Old-school values still have appeal in this modern world | OPINION

THERE’S good reason why more and more parents are sending their children to private schools.

To say something is “old school” has become a pejorative term. It implies out-of-date thinking. Yet, increasingly, parents want an “old-school” education for their children. Old school is equated with being the best school.

Almost 35 per cent of Australian school students (more than 40 per cent at high schools) are now educated in private or non-government schools, up from less than 32 per cent a decade ago and one-fifth in the 1960s. Why?

Australia has 2700 private schools. While not all of them would want to call themselves supporters of old-school mannerisms and views, many do — and they are increasingly appealing to parents. Those few public schools that reflect surviving old-school values are highly sought after.

For too long, many schools have become laboratories for experimenting on children with the latest educational fads.

But old-school values attract parents. They stand for discipline, respect for authority, academic achievement for its own sake, scholarship, goodness and common decency.

Way back in John Howard’s prime ministership, he was roundly condemned for having the temerity to articulate old-school values.

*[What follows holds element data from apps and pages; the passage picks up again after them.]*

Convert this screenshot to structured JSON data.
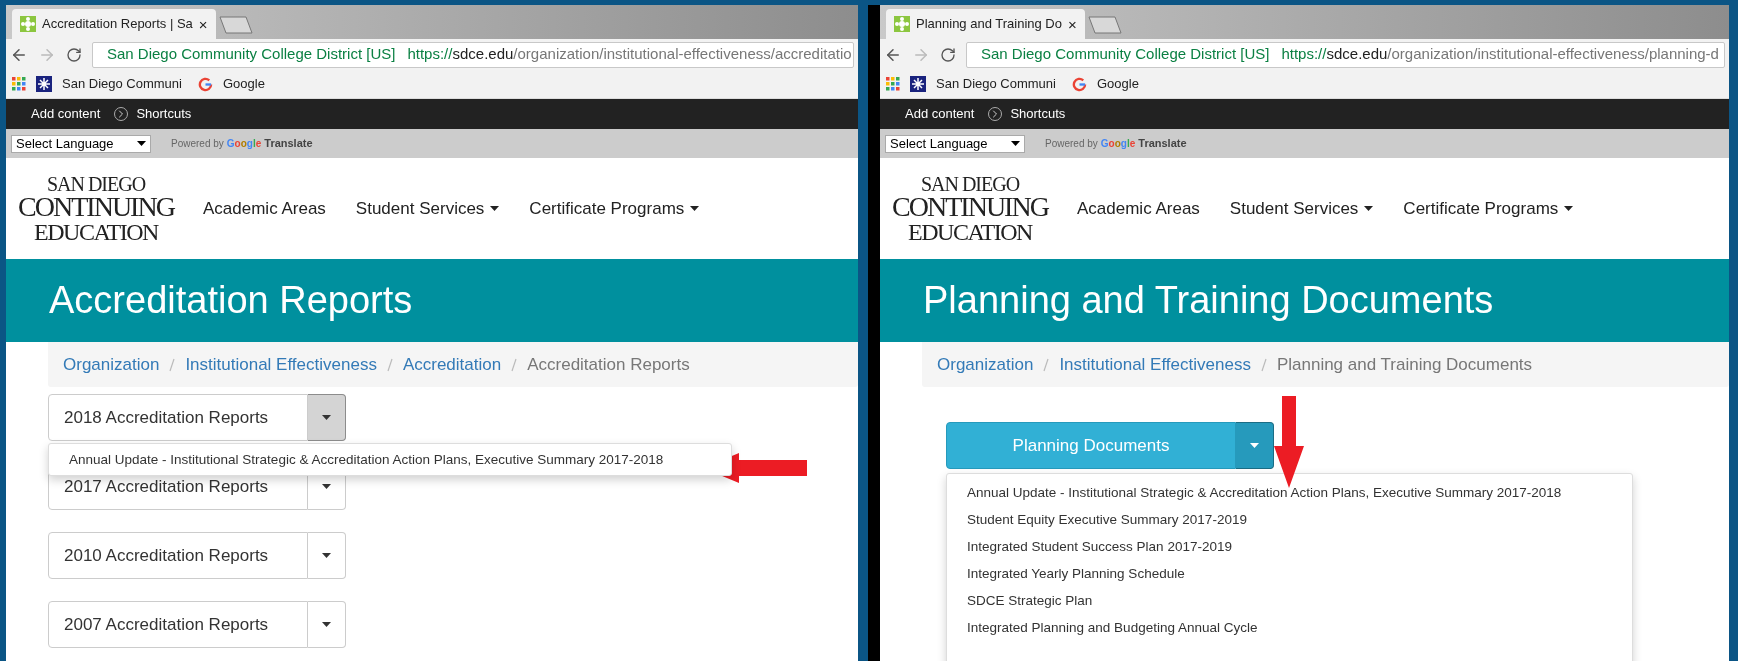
{
  "panels": [
    {
      "tab": {
        "title": "Accreditation Reports | Sa",
        "close": "×"
      },
      "address": {
        "identity": "San Diego Community College District [US]",
        "scheme": "https://",
        "host": "sdce.edu",
        "path": "/organization/institutional-effectiveness/accreditatio"
      },
      "bookmarks": [
        "San Diego Communi",
        "Google"
      ],
      "admin_bar": {
        "add_content": "Add content",
        "shortcuts": "Shortcuts"
      },
      "language_bar": {
        "select": "Select Language",
        "powered_by": "Powered by",
        "google": "Google",
        "translate": "Translate"
      },
      "logo": [
        "SAN DIEGO",
        "CONTINUING",
        "EDUCATION"
      ],
      "nav": [
        {
          "label": "Academic Areas",
          "dropdown": false
        },
        {
          "label": "Student Services",
          "dropdown": true
        },
        {
          "label": "Certificate Programs",
          "dropdown": true
        }
      ],
      "hero_title": "Accreditation Reports",
      "breadcrumb": [
        {
          "label": "Organization",
          "current": false
        },
        {
          "label": "Institutional Effectiveness",
          "current": false
        },
        {
          "label": "Accreditation",
          "current": false
        },
        {
          "label": "Accreditation Reports",
          "current": true
        }
      ],
      "content": {
        "kind": "default",
        "groups": [
          {
            "label": "2018 Accreditation Reports",
            "open": true,
            "menu_items": [
              "Annual Update - Institutional Strategic & Accreditation Action Plans, Executive Summary 2017-2018"
            ]
          },
          {
            "label": "2017 Accreditation Reports",
            "open": false
          },
          {
            "label": "2010 Accreditation Reports",
            "open": false
          },
          {
            "label": "2007 Accreditation Reports",
            "open": false
          }
        ]
      }
    },
    {
      "tab": {
        "title": "Planning and Training Do",
        "close": "×"
      },
      "address": {
        "identity": "San Diego Community College District [US]",
        "scheme": "https://",
        "host": "sdce.edu",
        "path": "/organization/institutional-effectiveness/planning-d"
      },
      "bookmarks": [
        "San Diego Communi",
        "Google"
      ],
      "admin_bar": {
        "add_content": "Add content",
        "shortcuts": "Shortcuts"
      },
      "language_bar": {
        "select": "Select Language",
        "powered_by": "Powered by",
        "google": "Google",
        "translate": "Translate"
      },
      "logo": [
        "SAN DIEGO",
        "CONTINUING",
        "EDUCATION"
      ],
      "nav": [
        {
          "label": "Academic Areas",
          "dropdown": false
        },
        {
          "label": "Student Services",
          "dropdown": true
        },
        {
          "label": "Certificate Programs",
          "dropdown": true
        }
      ],
      "hero_title": "Planning and Training Documents",
      "breadcrumb": [
        {
          "label": "Organization",
          "current": false
        },
        {
          "label": "Institutional Effectiveness",
          "current": false
        },
        {
          "label": "Planning and Training Documents",
          "current": true
        }
      ],
      "content": {
        "kind": "primary",
        "groups": [
          {
            "label": "Planning Documents",
            "open": true,
            "menu_items": [
              "Annual Update - Institutional Strategic & Accreditation Action Plans, Executive Summary 2017-2018",
              "Student Equity Executive Summary 2017-2019",
              "Integrated Student Success Plan 2017-2019",
              "Integrated Yearly Planning Schedule",
              "SDCE Strategic Plan",
              "Integrated Planning and Budgeting Annual Cycle"
            ]
          }
        ]
      }
    }
  ]
}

The Prime Minister, Tony Abbott, and his Education Minister, Christopher Pyne, reflect the Howard era values. And why not? They work.

Society increasingly looks to the old-school values of respect for law and those who administer it as being desirable for social cohesion.

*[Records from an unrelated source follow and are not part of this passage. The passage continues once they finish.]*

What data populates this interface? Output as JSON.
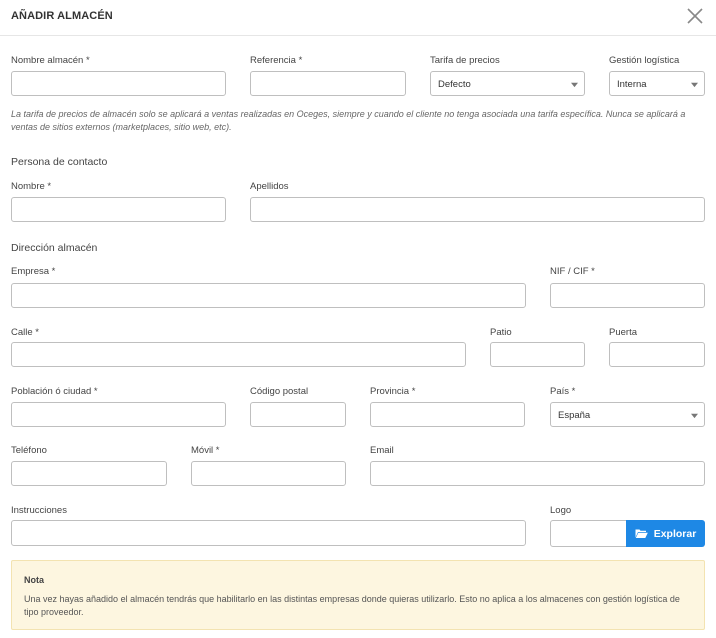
{
  "dialog": {
    "title": "AÑADIR ALMACÉN"
  },
  "fields": {
    "warehouse_name": {
      "label": "Nombre almacén *",
      "value": ""
    },
    "reference": {
      "label": "Referencia *",
      "value": ""
    },
    "price_rate": {
      "label": "Tarifa de precios",
      "selected": "Defecto"
    },
    "logistics": {
      "label": "Gestión logística",
      "selected": "Interna"
    },
    "first_name": {
      "label": "Nombre *",
      "value": ""
    },
    "last_name": {
      "label": "Apellidos",
      "value": ""
    },
    "company": {
      "label": "Empresa *",
      "value": ""
    },
    "tax_id": {
      "label": "NIF / CIF *",
      "value": ""
    },
    "street": {
      "label": "Calle *",
      "value": ""
    },
    "patio": {
      "label": "Patio",
      "value": ""
    },
    "door": {
      "label": "Puerta",
      "value": ""
    },
    "city": {
      "label": "Población ó ciudad *",
      "value": ""
    },
    "postal_code": {
      "label": "Código postal",
      "value": ""
    },
    "province": {
      "label": "Provincia *",
      "value": ""
    },
    "country": {
      "label": "País *",
      "selected": "España"
    },
    "phone": {
      "label": "Teléfono",
      "value": ""
    },
    "mobile": {
      "label": "Móvil *",
      "value": ""
    },
    "email": {
      "label": "Email",
      "value": ""
    },
    "instructions": {
      "label": "Instrucciones",
      "value": ""
    },
    "logo": {
      "label": "Logo",
      "value": "",
      "button_label": "Explorar"
    }
  },
  "help_text": "La tarifa de precios de almacén solo se aplicará a ventas realizadas en Oceges, siempre y cuando el cliente no tenga asociada una tarifa específica. Nunca se aplicará a ventas de sitios externos (marketplaces, sitio web, etc).",
  "sections": {
    "contact": "Persona de contacto",
    "address": "Dirección almacén"
  },
  "note": {
    "title": "Nota",
    "text": "Una vez hayas añadido el almacén tendrás que habilitarlo en las distintas empresas donde quieras utilizarlo. Esto no aplica a los almacenes con gestión logística de tipo proveedor."
  },
  "colors": {
    "accent": "#1e88e5",
    "note_bg": "#fdf6e0",
    "border": "#bfbfbf"
  },
  "icons": {
    "close": "close-icon",
    "caret": "caret-down-icon",
    "folder": "folder-open-icon"
  }
}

To this end, the Australian Primary Principals Association has called on parents to look at what values they hold, as opposed to schools. Association president Norm Hart has questioned whether parents taking children out of class on a whim sends a desirable message: “If school’s a long way down the list of things you value as a parent, don’t be surprised if your child also places school pretty low down the list.”

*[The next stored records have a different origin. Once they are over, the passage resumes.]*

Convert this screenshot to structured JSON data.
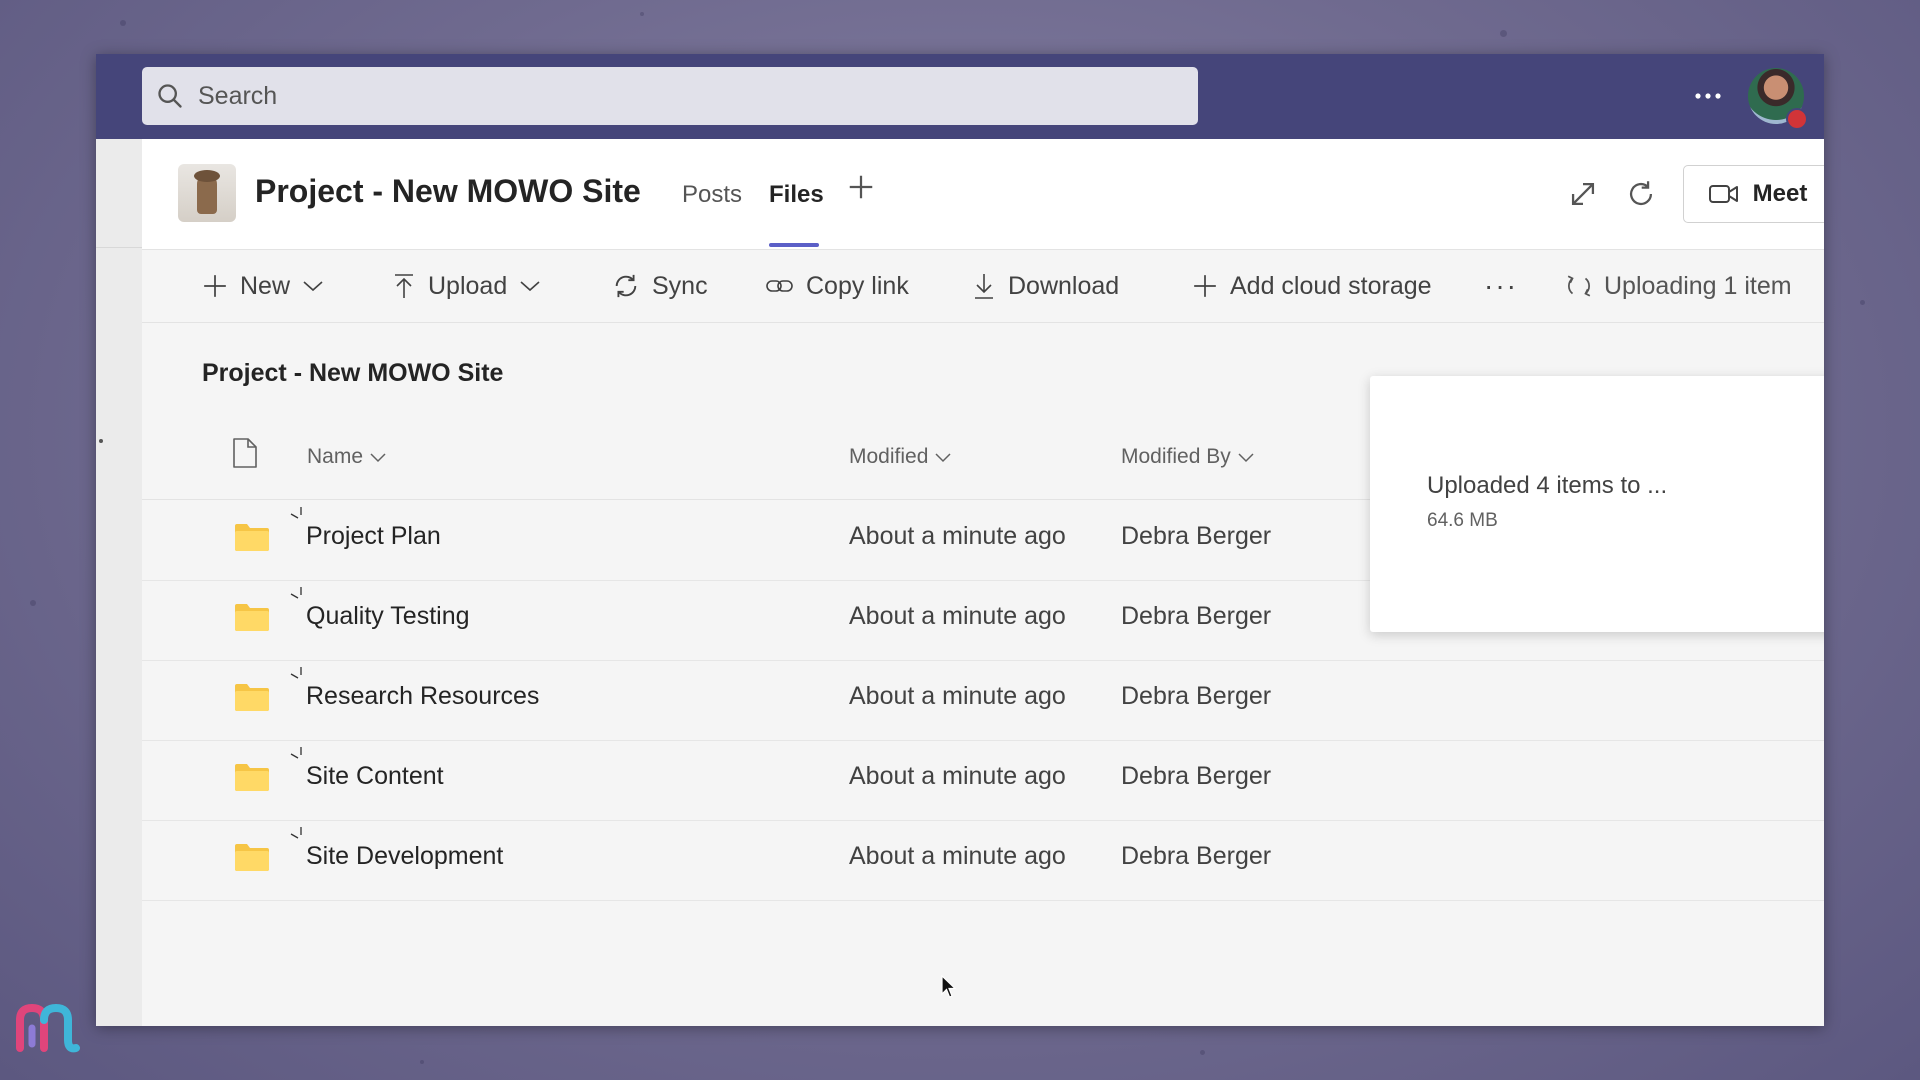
{
  "search": {
    "placeholder": "Search"
  },
  "header": {
    "team_name": "Project - New MOWO Site",
    "tabs": [
      {
        "label": "Posts",
        "active": false
      },
      {
        "label": "Files",
        "active": true
      }
    ],
    "meet_label": "Meet"
  },
  "toolbar": {
    "new_label": "New",
    "upload_label": "Upload",
    "sync_label": "Sync",
    "copy_link_label": "Copy link",
    "download_label": "Download",
    "add_cloud_label": "Add cloud storage",
    "more_label": "···",
    "uploading_label": "Uploading 1 item"
  },
  "content": {
    "breadcrumb": "Project - New MOWO Site",
    "columns": {
      "name": "Name",
      "modified": "Modified",
      "modified_by": "Modified By"
    },
    "rows": [
      {
        "name": "Project Plan",
        "modified": "About a minute ago",
        "modified_by": "Debra Berger"
      },
      {
        "name": "Quality Testing",
        "modified": "About a minute ago",
        "modified_by": "Debra Berger"
      },
      {
        "name": "Research Resources",
        "modified": "About a minute ago",
        "modified_by": "Debra Berger"
      },
      {
        "name": "Site Content",
        "modified": "About a minute ago",
        "modified_by": "Debra Berger"
      },
      {
        "name": "Site Development",
        "modified": "About a minute ago",
        "modified_by": "Debra Berger"
      }
    ]
  },
  "upload_status": {
    "title": "Uploaded 4 items to ...",
    "size": "64.6 MB"
  },
  "colors": {
    "topbar": "#45457a",
    "accent": "#5b5fc7",
    "folder": "#f6c545",
    "presence_busy": "#d13438"
  },
  "icons": [
    "search-icon",
    "more-icon",
    "expand-icon",
    "refresh-icon",
    "video-camera-icon",
    "chevron-down-icon",
    "plus-icon",
    "upload-icon",
    "sync-icon",
    "link-icon",
    "download-icon",
    "file-icon",
    "folder-icon",
    "uploading-sync-icon"
  ]
}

What will improve Australia’s international standing in tests of basic skills, such as reading and numeracy, let alone NAPLAN scores, is a return to old-school beliefs that academic success is to be pursued for its own ends. Never mind its inherent worth to the individual. Research repeatedly shows a regime of rigorous testing and examinations, very old-school authoritarian practices to some, are essential for standards.

And there’s another reason independent schools do so well in university entrance: the quality of teachers they attract. Schools that are poorly run, replete with students who value little else than the inanities of Facebook and Twitter, are hardly going to get or keep outstanding staff. The cycle of mediocrity in increasing numbers of schools that are values-free environments is clear to see.

If there is a very old-school trait that seems light years away from many government schools, it is the philosophy that there is such a thing as failure and that some students are infinitely better than others academically.

Students can be streamed and do better when they are. This flies in the face of the “all must have prizes” view that makes children feel good but reduces achievement to the lowest common denominator.

Where Howard fell foul, and Abbott is now criticised, is in the stated belief in the encouragement of patriotism and the celebration of the pioneer spirit. Many independent schools reflect this view, as well as embracing such values as fairness and endeavour.

Together with confidence in national spirit, loyalty to the Australian flag and the protection of individual freedoms, these are what glues the fabric of Australia.

Old-school values begin in playgrounds and assembly halls. It is from the cradle of the classroom that ideas of nationhood, and the values which define it, are formed.

The best of those values are old school.

Christopher Bantick is a senior literature teacher at an independent school in Melbourne.